Most of us play video games to escape our everyday life. We want to forget about our tedious day at work and the bills we have to pay. Games are a perfect getaway, allowing us to focus on something else than what we have to do. But sometimes, the harsh reality of capitalism can get to you even in a game.
Hardspace: Shipbreaker is the latest game from Blackbird Interactive. The studio wanted to create a game set in space, after their collaboration with NASA for Project Eagle, an interactive model of a base on Mars. And if there are plenty of peaceful games set in space, where you can freely explore the galaxy and relax, Blackbird Interactive had something else in mind for Hardspace: Shipbreaker.
The game is set in a distant future, where humankind left a dying Earth to industrialize space. Instead of navigating through hyperspace aboard a fancy spaceship, you play as a blue-collar worker tasked with dismantling these ships. Lynx Corporation, your employer, made sure you would have everything you need to work: formation, tools, and shelter. But everything has a price, and you begin the game with a debt of over $1 billion.
First day on the job
As you have a gigantic debt looming over your head, there is no time to waste. The only way to make money is to dismantle spaceships and send various parts to recycling. On the first day, you only have access to two tools: a cutter to break the ships, and a grapple to send their parts either to the furnace or the processor depending on their nature.
Moving in space is easy. The commands are intuitive, and after a short tutorial to show you how to move around and spin without throwing up, you will be able to glide from one place to the other in a few seconds.
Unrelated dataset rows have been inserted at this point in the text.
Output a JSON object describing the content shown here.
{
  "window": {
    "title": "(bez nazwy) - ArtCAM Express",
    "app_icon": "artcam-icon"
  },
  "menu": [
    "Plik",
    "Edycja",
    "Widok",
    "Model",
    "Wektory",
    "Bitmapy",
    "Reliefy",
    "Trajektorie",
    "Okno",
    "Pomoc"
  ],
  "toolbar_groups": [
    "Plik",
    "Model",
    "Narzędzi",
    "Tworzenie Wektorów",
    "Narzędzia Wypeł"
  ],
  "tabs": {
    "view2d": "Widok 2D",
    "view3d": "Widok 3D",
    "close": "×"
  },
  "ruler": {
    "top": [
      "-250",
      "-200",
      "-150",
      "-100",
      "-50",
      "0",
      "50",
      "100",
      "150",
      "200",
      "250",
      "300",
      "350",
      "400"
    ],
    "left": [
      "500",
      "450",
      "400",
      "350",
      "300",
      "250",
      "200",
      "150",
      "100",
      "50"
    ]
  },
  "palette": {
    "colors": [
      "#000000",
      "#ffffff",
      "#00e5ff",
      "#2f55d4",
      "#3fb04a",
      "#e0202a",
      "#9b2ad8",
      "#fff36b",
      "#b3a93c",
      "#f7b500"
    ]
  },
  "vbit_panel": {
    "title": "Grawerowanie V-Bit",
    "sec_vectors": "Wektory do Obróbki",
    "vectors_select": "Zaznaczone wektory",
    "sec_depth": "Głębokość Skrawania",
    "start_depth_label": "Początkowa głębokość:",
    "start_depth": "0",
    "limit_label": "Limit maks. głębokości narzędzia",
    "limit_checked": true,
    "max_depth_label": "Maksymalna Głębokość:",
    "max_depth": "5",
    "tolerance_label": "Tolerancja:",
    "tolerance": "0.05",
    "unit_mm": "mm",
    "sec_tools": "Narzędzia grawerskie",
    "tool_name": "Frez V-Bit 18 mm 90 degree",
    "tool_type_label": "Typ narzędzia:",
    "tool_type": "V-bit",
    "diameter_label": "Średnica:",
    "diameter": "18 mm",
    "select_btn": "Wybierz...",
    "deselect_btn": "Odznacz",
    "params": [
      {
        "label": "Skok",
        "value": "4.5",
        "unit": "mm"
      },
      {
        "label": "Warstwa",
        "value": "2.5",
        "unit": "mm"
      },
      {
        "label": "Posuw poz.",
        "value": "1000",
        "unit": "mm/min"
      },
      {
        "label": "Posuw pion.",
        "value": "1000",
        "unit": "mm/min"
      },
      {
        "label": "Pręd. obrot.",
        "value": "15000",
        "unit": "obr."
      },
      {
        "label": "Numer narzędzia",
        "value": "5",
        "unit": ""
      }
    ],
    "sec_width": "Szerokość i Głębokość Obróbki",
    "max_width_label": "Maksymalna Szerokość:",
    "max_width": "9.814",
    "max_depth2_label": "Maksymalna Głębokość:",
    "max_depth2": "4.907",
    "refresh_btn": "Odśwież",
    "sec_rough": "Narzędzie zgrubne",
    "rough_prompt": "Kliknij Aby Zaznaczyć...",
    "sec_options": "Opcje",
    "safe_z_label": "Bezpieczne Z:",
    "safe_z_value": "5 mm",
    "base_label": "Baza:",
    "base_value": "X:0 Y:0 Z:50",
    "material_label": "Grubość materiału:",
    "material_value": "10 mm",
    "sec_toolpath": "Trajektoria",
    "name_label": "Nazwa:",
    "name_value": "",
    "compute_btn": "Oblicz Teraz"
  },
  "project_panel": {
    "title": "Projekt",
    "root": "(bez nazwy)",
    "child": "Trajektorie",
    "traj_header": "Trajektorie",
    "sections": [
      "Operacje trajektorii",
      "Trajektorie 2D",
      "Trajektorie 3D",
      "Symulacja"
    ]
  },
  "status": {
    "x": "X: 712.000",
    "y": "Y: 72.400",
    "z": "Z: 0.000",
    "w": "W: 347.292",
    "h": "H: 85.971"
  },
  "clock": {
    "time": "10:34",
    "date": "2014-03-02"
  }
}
The tools are easy to use, even if they all have various modes and you end up switching between them a lot.
When the ship first appears in the salvage station, it seems a bit overwhelming as there is plenty to destroy. But with enough patience, you will eventually find the best ways to carve and slice through the spaceship to separate its components. Each time you salvage a material, you get a bit of money. Or rather Lynx Corporation gets this money since you owe the company over one billion dollars.
The dangers of working in space
Throughout the days, you gain experience and rank up your certification level. These levels grant access to new tools for you to be more productive. It also unlocks new ships that are far more dangerous to dismantle that the initial ones.
Some of the spaceships have dangerous hazards that can kill a Shipbreaker within a second. Fuel canisters, pipes, and tanks can easily ignite or explode, burning everything around – including yourself. Some ships also include electrical components that may arc when touched. And of course, the spacesuit doesn’t protect Shipbreakers from dying horribly or frying like bacon.
To make sure you would come back to work if you ever died on the job, your employer destroyed your body to create a backup of your soul so you can respawn if needed. There is no way to escape work, and don’t even consider asking for sick leave.
The various dangerous hazards hidden in the spaceships are not the only threats you will need to overcome. On top of making sure you don’t blow everything up by accident, you need to constantly check your thruster fuel and oxygen levels so you don’t choke to death. The peaceful simulation game turns into a challenge where you must pay attention if you want to survive.
A good simulation game, but not a relaxing one
There is something quite satisfying in breaking up things in zero G. And as you can die from pretty much anything, there is a rush of adrenaline whenever you risk getting swallowed up in the furnace, shocked by a component, crushed to death by part of your ship, or just straight up die from an explosion.
Hardspace: Shipbreaker makes a repetitive job both fun and exciting. The game is like a 3D puzzle set in space, where you have to break things down methodically. You can’t just run around and cut everything without paying attention, as you could blow up the ship in an instant. The game is not a relaxing experience where you can take your time. Each shift lasts 15 minutes and there are many things to monitor to make sure you don’t die.
However, since the gameplay is repetitive, it is perfect for players who want to unplug their brains. Most ships are similar, and once you understand the main dangers of the game dismantling ships isn’t as overwhelming as it seems. It is just a puzzle requiring attention to cut the right thing at the right time.
Hardspace: Shipbreaker is available today on PlayStation 4, Xbox One, and Microsoft Windows.
*A Hardspace: Shipbreaker copy was provided by the publisher for review purposes.*